Data about app and page elements
• • •

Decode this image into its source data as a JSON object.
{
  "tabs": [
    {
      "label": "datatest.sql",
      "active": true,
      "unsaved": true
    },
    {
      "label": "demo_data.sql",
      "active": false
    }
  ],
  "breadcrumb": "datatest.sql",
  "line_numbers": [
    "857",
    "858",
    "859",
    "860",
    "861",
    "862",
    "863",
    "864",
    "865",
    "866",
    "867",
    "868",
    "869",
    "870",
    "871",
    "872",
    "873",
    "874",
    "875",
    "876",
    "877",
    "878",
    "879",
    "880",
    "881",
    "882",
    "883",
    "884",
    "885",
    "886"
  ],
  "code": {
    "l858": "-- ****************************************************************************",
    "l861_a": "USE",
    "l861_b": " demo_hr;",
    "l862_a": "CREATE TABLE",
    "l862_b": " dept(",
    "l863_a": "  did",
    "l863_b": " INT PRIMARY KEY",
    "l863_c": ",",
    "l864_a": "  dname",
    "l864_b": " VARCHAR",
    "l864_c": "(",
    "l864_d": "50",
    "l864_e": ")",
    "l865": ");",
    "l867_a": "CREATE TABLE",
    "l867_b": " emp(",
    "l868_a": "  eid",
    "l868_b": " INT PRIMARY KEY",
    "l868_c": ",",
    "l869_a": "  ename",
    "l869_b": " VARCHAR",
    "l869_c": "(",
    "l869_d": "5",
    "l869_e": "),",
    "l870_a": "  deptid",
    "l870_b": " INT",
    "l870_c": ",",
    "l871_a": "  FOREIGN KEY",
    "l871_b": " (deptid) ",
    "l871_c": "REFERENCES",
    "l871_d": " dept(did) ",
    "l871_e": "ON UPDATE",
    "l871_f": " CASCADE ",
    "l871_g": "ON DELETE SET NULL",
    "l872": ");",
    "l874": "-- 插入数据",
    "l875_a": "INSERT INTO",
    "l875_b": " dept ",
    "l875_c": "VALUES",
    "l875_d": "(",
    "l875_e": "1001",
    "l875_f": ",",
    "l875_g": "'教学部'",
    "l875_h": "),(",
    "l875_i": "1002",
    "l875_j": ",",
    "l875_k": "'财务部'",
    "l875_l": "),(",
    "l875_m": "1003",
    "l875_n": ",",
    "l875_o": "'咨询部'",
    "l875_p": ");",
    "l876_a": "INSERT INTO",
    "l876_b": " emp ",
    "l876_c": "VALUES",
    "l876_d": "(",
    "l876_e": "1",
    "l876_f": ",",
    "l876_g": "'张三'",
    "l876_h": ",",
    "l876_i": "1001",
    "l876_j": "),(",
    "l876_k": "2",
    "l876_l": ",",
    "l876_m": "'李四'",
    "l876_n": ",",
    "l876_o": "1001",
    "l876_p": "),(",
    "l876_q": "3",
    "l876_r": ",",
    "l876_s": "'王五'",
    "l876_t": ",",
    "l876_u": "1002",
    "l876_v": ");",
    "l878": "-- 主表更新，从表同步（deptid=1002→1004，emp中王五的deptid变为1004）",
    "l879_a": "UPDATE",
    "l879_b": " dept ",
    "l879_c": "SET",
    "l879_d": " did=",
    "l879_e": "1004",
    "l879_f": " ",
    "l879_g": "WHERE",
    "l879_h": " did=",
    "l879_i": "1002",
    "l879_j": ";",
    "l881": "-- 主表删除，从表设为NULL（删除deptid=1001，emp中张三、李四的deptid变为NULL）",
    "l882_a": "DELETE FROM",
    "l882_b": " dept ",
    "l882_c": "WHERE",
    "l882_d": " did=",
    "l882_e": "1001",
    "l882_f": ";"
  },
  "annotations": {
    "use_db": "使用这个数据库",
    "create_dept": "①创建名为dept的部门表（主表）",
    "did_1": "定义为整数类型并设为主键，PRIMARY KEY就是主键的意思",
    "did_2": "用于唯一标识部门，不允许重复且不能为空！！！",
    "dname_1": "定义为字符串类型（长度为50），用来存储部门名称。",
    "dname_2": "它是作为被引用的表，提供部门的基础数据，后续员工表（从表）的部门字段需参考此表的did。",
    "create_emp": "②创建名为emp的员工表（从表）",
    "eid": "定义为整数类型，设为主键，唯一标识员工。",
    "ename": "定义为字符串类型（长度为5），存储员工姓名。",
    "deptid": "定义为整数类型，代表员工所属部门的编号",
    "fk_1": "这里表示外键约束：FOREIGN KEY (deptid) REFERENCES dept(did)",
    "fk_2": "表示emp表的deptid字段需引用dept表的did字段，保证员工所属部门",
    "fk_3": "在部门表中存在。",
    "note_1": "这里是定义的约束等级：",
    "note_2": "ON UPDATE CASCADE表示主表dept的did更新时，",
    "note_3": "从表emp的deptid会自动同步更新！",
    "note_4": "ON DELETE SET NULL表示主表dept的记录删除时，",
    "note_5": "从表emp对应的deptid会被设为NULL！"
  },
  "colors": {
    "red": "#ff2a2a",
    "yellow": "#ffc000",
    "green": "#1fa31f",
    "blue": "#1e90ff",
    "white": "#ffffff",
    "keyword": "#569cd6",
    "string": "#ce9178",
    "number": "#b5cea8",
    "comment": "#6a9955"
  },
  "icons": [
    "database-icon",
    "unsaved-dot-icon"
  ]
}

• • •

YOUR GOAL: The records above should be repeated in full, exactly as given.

THE COMPLETED TASK:
Decode this image into its source data as a JSON object.
{
  "tabs": [
    {
      "label": "datatest.sql",
      "active": true,
      "unsaved": true
    },
    {
      "label": "demo_data.sql",
      "active": false
    }
  ],
  "breadcrumb": "datatest.sql",
  "line_numbers": [
    "857",
    "858",
    "859",
    "860",
    "861",
    "862",
    "863",
    "864",
    "865",
    "866",
    "867",
    "868",
    "869",
    "870",
    "871",
    "872",
    "873",
    "874",
    "875",
    "876",
    "877",
    "878",
    "879",
    "880",
    "881",
    "882",
    "883",
    "884",
    "885",
    "886"
  ],
  "code": {
    "l858": "-- ****************************************************************************",
    "l861_a": "USE",
    "l861_b": " demo_hr;",
    "l862_a": "CREATE TABLE",
    "l862_b": " dept(",
    "l863_a": "  did",
    "l863_b": " INT PRIMARY KEY",
    "l863_c": ",",
    "l864_a": "  dname",
    "l864_b": " VARCHAR",
    "l864_c": "(",
    "l864_d": "50",
    "l864_e": ")",
    "l865": ");",
    "l867_a": "CREATE TABLE",
    "l867_b": " emp(",
    "l868_a": "  eid",
    "l868_b": " INT PRIMARY KEY",
    "l868_c": ",",
    "l869_a": "  ename",
    "l869_b": " VARCHAR",
    "l869_c": "(",
    "l869_d": "5",
    "l869_e": "),",
    "l870_a": "  deptid",
    "l870_b": " INT",
    "l870_c": ",",
    "l871_a": "  FOREIGN KEY",
    "l871_b": " (deptid) ",
    "l871_c": "REFERENCES",
    "l871_d": " dept(did) ",
    "l871_e": "ON UPDATE",
    "l871_f": " CASCADE ",
    "l871_g": "ON DELETE SET NULL",
    "l872": ");",
    "l874": "-- 插入数据",
    "l875_a": "INSERT INTO",
    "l875_b": " dept ",
    "l875_c": "VALUES",
    "l875_d": "(",
    "l875_e": "1001",
    "l875_f": ",",
    "l875_g": "'教学部'",
    "l875_h": "),(",
    "l875_i": "1002",
    "l875_j": ",",
    "l875_k": "'财务部'",
    "l875_l": "),(",
    "l875_m": "1003",
    "l875_n": ",",
    "l875_o": "'咨询部'",
    "l875_p": ");",
    "l876_a": "INSERT INTO",
    "l876_b": " emp ",
    "l876_c": "VALUES",
    "l876_d": "(",
    "l876_e": "1",
    "l876_f": ",",
    "l876_g": "'张三'",
    "l876_h": ",",
    "l876_i": "1001",
    "l876_j": "),(",
    "l876_k": "2",
    "l876_l": ",",
    "l876_m": "'李四'",
    "l876_n": ",",
    "l876_o": "1001",
    "l876_p": "),(",
    "l876_q": "3",
    "l876_r": ",",
    "l876_s": "'王五'",
    "l876_t": ",",
    "l876_u": "1002",
    "l876_v": ");",
    "l878": "-- 主表更新，从表同步（deptid=1002→1004，emp中王五的deptid变为1004）",
    "l879_a": "UPDATE",
    "l879_b": " dept ",
    "l879_c": "SET",
    "l879_d": " did=",
    "l879_e": "1004",
    "l879_f": " ",
    "l879_g": "WHERE",
    "l879_h": " did=",
    "l879_i": "1002",
    "l879_j": ";",
    "l881": "-- 主表删除，从表设为NULL（删除deptid=1001，emp中张三、李四的deptid变为NULL）",
    "l882_a": "DELETE FROM",
    "l882_b": " dept ",
    "l882_c": "WHERE",
    "l882_d": " did=",
    "l882_e": "1001",
    "l882_f": ";"
  },
  "annotations": {
    "use_db": "使用这个数据库",
    "create_dept": "①创建名为dept的部门表（主表）",
    "did_1": "定义为整数类型并设为主键，PRIMARY KEY就是主键的意思",
    "did_2": "用于唯一标识部门，不允许重复且不能为空！！！",
    "dname_1": "定义为字符串类型（长度为50），用来存储部门名称。",
    "dname_2": "它是作为被引用的表，提供部门的基础数据，后续员工表（从表）的部门字段需参考此表的did。",
    "create_emp": "②创建名为emp的员工表（从表）",
    "eid": "定义为整数类型，设为主键，唯一标识员工。",
    "ename": "定义为字符串类型（长度为5），存储员工姓名。",
    "deptid": "定义为整数类型，代表员工所属部门的编号",
    "fk_1": "这里表示外键约束：FOREIGN KEY (deptid) REFERENCES dept(did)",
    "fk_2": "表示emp表的deptid字段需引用dept表的did字段，保证员工所属部门",
    "fk_3": "在部门表中存在。",
    "note_1": "这里是定义的约束等级：",
    "note_2": "ON UPDATE CASCADE表示主表dept的did更新时，",
    "note_3": "从表emp的deptid会自动同步更新！",
    "note_4": "ON DELETE SET NULL表示主表dept的记录删除时，",
    "note_5": "从表emp对应的deptid会被设为NULL！"
  },
  "colors": {
    "red": "#ff2a2a",
    "yellow": "#ffc000",
    "green": "#1fa31f",
    "blue": "#1e90ff",
    "white": "#ffffff",
    "keyword": "#569cd6",
    "string": "#ce9178",
    "number": "#b5cea8",
    "comment": "#6a9955"
  },
  "icons": [
    "database-icon",
    "unsaved-dot-icon"
  ]
}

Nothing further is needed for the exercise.